[Dataset rows describing interfaces]
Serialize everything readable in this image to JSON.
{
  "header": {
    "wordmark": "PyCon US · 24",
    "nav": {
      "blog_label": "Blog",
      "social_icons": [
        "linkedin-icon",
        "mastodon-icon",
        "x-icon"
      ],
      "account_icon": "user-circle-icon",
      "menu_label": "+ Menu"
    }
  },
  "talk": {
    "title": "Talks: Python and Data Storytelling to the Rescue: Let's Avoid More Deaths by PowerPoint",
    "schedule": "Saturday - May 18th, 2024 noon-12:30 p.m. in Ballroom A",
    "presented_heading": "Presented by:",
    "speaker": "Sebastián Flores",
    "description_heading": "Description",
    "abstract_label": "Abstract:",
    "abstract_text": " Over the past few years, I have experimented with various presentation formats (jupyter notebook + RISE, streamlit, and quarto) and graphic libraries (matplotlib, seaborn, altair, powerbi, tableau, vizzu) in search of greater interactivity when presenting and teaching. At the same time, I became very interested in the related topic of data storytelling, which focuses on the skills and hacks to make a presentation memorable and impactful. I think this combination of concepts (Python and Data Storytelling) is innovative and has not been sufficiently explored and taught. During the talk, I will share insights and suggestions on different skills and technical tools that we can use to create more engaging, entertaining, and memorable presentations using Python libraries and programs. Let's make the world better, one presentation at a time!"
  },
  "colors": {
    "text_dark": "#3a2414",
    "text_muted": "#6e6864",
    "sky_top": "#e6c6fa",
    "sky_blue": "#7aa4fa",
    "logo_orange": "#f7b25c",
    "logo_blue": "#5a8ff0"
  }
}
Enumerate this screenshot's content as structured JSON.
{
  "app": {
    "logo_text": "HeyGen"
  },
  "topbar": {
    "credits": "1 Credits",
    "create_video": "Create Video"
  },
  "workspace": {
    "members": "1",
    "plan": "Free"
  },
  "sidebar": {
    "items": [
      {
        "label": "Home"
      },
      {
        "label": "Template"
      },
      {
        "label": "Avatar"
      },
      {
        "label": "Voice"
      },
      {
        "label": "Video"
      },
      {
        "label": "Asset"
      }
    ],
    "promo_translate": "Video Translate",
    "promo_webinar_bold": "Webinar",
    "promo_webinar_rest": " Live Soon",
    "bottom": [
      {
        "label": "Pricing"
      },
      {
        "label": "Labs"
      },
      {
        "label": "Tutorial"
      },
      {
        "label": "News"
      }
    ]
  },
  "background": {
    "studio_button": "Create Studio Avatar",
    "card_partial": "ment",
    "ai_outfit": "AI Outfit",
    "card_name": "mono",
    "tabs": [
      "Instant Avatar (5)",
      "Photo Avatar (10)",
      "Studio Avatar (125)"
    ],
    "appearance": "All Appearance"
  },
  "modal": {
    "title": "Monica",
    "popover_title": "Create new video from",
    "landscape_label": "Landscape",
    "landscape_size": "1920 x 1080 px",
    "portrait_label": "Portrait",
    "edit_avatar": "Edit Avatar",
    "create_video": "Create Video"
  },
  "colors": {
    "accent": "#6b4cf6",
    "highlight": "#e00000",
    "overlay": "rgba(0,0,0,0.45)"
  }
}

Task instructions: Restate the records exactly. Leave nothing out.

Problem solution:
Serialize everything readable in this image to JSON.
{
  "header": {
    "wordmark": "PyCon US · 24",
    "nav": {
      "blog_label": "Blog",
      "social_icons": [
        "linkedin-icon",
        "mastodon-icon",
        "x-icon"
      ],
      "account_icon": "user-circle-icon",
      "menu_label": "+ Menu"
    }
  },
  "talk": {
    "title": "Talks: Python and Data Storytelling to the Rescue: Let's Avoid More Deaths by PowerPoint",
    "schedule": "Saturday - May 18th, 2024 noon-12:30 p.m. in Ballroom A",
    "presented_heading": "Presented by:",
    "speaker": "Sebastián Flores",
    "description_heading": "Description",
    "abstract_label": "Abstract:",
    "abstract_text": " Over the past few years, I have experimented with various presentation formats (jupyter notebook + RISE, streamlit, and quarto) and graphic libraries (matplotlib, seaborn, altair, powerbi, tableau, vizzu) in search of greater interactivity when presenting and teaching. At the same time, I became very interested in the related topic of data storytelling, which focuses on the skills and hacks to make a presentation memorable and impactful. I think this combination of concepts (Python and Data Storytelling) is innovative and has not been sufficiently explored and taught. During the talk, I will share insights and suggestions on different skills and technical tools that we can use to create more engaging, entertaining, and memorable presentations using Python libraries and programs. Let's make the world better, one presentation at a time!"
  },
  "colors": {
    "text_dark": "#3a2414",
    "text_muted": "#6e6864",
    "sky_top": "#e6c6fa",
    "sky_blue": "#7aa4fa",
    "logo_orange": "#f7b25c",
    "logo_blue": "#5a8ff0"
  }
}
Enumerate this screenshot's content as structured JSON.
{
  "app": {
    "logo_text": "HeyGen"
  },
  "topbar": {
    "credits": "1 Credits",
    "create_video": "Create Video"
  },
  "workspace": {
    "members": "1",
    "plan": "Free"
  },
  "sidebar": {
    "items": [
      {
        "label": "Home"
      },
      {
        "label": "Template"
      },
      {
        "label": "Avatar"
      },
      {
        "label": "Voice"
      },
      {
        "label": "Video"
      },
      {
        "label": "Asset"
      }
    ],
    "promo_translate": "Video Translate",
    "promo_webinar_bold": "Webinar",
    "promo_webinar_rest": " Live Soon",
    "bottom": [
      {
        "label": "Pricing"
      },
      {
        "label": "Labs"
      },
      {
        "label": "Tutorial"
      },
      {
        "label": "News"
      }
    ]
  },
  "background": {
    "studio_button": "Create Studio Avatar",
    "card_partial": "ment",
    "ai_outfit": "AI Outfit",
    "card_name": "mono",
    "tabs": [
      "Instant Avatar (5)",
      "Photo Avatar (10)",
      "Studio Avatar (125)"
    ],
    "appearance": "All Appearance"
  },
  "modal": {
    "title": "Monica",
    "popover_title": "Create new video from",
    "landscape_label": "Landscape",
    "landscape_size": "1920 x 1080 px",
    "portrait_label": "Portrait",
    "edit_avatar": "Edit Avatar",
    "create_video": "Create Video"
  },
  "colors": {
    "accent": "#6b4cf6",
    "highlight": "#e00000",
    "overlay": "rgba(0,0,0,0.45)"
  }
}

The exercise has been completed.